  • Bonus: According to the book, the old bottle in the picture belongs to the time 'when the factory was J. Damm’s' (1897-1907). 'Estrella Damm' was launched in 1921. Again, those ‘more than 140 years’ are inconsistent.
I recommend a careful read of this book, especially if you are part of the Marketing department of Damm. Copies are scarce, but I am sure someone in the company can lend it. I honestly cannot begin to imagine the inconsistencies that would arise if I was to research thoroughly and could check alternative sources to the ones that the company itself has been providing throughout its history.

Executive summary
  • It is difficult to think that the original recipe of Estrella Damm is from 1876.
  • Other ingredients have been used in the recipe, such as maize
  • Furthermore, additives such as E-405 and E-223 have been used before.
  • The old bottle in the ads was not an Estrella Damm.

The conclusion is clear: it is more important to create an emotion than to tell the truth. Damm thinks Estrella's consumer will simply stay happy with his beer and, if anything, even more satisfied now that he knows that its ingredients are 100% natural, and that the recipe is almost 150 years old***. Meanwhile, he will overlook the ball passing in-between his legs as the company presents itself as the most authentic, natural and traditional throughout the industry.

The key to all this is no longer why Damm resorts to deception, which seems to me to be quite clear at this point, but for how long the consumer will be swallowing this Mediterranean post-truth as he spends his mediocre summer on a sailboat in Formentera.
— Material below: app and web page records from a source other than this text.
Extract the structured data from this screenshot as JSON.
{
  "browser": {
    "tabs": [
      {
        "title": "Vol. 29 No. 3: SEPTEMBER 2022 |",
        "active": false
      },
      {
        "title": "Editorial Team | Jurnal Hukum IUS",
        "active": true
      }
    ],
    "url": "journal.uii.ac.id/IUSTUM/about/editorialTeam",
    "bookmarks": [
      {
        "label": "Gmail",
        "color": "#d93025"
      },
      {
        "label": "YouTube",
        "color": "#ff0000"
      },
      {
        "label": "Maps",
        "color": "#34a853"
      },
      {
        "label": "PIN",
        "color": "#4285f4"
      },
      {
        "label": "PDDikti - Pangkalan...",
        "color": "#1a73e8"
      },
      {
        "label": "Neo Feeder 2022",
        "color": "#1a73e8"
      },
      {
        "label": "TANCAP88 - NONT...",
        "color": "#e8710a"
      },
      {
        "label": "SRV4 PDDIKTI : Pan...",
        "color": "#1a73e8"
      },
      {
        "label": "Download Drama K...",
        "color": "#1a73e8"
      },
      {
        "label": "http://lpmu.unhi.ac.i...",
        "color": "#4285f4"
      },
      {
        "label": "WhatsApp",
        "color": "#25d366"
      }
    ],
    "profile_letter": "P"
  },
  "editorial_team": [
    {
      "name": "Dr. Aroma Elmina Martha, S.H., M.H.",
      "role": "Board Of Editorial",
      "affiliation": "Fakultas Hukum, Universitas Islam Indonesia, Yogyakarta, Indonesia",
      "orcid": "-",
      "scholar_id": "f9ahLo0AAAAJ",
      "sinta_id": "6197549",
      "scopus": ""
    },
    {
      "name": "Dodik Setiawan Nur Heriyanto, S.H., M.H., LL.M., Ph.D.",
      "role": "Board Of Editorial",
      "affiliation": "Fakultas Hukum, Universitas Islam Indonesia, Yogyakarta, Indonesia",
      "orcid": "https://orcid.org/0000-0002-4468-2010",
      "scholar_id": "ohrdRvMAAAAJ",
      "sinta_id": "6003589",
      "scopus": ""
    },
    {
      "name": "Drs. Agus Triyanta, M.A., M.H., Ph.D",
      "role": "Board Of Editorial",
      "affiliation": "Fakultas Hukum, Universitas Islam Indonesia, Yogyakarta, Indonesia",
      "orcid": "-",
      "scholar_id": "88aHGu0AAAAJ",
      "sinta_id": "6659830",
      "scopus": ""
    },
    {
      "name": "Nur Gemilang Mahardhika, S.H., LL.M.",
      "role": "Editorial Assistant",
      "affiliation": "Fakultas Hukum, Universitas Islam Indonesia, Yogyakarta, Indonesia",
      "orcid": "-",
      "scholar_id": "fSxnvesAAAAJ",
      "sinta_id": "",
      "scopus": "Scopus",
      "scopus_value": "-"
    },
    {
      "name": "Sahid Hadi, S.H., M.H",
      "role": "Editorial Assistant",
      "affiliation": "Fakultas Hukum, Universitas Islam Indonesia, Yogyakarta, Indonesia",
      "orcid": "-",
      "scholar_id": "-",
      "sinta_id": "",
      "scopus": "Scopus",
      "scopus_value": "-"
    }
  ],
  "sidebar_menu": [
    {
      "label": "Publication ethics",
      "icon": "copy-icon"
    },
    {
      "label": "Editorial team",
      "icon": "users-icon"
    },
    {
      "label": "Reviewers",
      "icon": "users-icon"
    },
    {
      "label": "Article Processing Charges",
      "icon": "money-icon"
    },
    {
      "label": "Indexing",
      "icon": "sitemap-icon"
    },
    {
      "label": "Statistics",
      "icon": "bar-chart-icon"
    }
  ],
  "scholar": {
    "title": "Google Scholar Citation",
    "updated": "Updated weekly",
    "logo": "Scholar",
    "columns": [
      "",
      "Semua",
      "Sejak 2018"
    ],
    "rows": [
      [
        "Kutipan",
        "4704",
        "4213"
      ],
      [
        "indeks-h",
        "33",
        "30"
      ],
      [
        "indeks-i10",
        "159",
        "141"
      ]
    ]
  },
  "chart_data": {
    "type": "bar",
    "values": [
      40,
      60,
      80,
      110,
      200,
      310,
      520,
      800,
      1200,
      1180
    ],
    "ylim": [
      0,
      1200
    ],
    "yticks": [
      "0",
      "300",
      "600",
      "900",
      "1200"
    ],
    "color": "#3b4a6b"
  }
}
Salut i birra!

* Artículo 27 del Real Decreto 865/1984, de 28 de marzo, por el que se modifican algunos artículos de la Reglamentación Técnico-Sanitaria para la Elaboración, Circulación y Comercio de la Cerveza, aprobada por Real Decreto 1456/1981, de 10 de abril.

** SA Damm, Mestres cervesers des de 1876, de Francesc Cabanas.

*** Immobility that historically breweries have sold as something good to the general public. This could easily be a topic for another post. 


Post a Comment

Popular posts from this blog

If you can't beat them...

7 Tweets Post #1

The Session #96: Roundup